Perched high above the City of Light, Electric spans almost 12,000 square feet including an outdoor terrace and is rooted with a sophisticated sound system which literally grows from massive black braided trees. Thick wire and cabled branches bear “fruits” of high-tech sound and lighting, which casts a magical aura and vibe after sunset. Video projections and orchestrated LED light displays entertain the cosmopolitan club-goers. By day, Electric is a popular restaurant serving lunch.
Soaring glazed walls in the multi-level ballroom, as well as framed glass geometric protrusions in various lounges, offer fascinating panoramic views of the city and its Eiffel Tower from within the monumental, minimalistic space. Metal mesh stair railings lead to an elevated main lounge area of the ballroom. Soundproof mini-lounges feature undulating graphic wall designs and plush carpeting or solid wood flooring. A deejay booth and floating bars (one a sculptural, sliced tree trunk) cater to the clientele. Most whimsical is the futuristic, padded pod lounge featuring a soft quilted textile–very cool!
At first glance, the enticing, chill space seems almost monochromatic, bathed in tonal greys. This neutral scheme is an excellent background to the colorful lighting performances during the nighttime hours. Hexagonal abstract trunk stools are dotted across the floors of these connecting, flowing spaces, flanking the colossal tree bases. Low-set contemporary sofas scattered throughout are ideal for engaging in conversation when not dancing.

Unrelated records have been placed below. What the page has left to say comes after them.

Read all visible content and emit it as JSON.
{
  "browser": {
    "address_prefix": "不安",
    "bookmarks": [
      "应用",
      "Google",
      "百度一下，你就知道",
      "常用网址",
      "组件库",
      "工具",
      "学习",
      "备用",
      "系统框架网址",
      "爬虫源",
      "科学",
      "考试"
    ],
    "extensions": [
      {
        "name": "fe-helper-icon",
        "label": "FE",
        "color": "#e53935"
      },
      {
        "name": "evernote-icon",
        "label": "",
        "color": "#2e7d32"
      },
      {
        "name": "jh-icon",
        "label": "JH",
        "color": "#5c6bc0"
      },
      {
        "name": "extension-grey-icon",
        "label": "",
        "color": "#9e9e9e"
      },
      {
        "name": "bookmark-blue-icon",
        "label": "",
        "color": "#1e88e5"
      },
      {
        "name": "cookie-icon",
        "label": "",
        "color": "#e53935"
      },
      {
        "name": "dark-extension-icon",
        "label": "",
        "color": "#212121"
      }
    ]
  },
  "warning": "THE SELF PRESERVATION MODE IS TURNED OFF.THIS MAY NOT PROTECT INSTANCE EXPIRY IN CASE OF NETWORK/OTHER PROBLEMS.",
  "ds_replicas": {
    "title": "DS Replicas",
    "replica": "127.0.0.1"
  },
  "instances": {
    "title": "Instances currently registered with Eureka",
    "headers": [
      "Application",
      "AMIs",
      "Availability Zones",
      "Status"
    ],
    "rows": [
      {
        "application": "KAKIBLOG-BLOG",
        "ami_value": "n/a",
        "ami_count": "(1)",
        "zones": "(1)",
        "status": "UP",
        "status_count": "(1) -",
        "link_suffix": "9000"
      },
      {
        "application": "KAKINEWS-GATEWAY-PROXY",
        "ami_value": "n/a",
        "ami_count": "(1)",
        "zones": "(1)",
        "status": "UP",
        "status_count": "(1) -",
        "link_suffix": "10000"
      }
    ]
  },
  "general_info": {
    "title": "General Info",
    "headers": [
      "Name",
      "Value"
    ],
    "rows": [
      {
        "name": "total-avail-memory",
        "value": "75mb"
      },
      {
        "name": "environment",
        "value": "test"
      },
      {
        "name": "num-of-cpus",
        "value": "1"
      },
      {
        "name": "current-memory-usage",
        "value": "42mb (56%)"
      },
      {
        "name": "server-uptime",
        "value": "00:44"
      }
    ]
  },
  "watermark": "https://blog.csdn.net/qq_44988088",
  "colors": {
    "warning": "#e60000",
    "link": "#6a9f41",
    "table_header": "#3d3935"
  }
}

The modern commercial design of Electric seems to offer exactly what the hip Parisian scene is craving–an edgy, influential perspective of the club-meets-culture concept.
Images courtesy © Felipe Ribon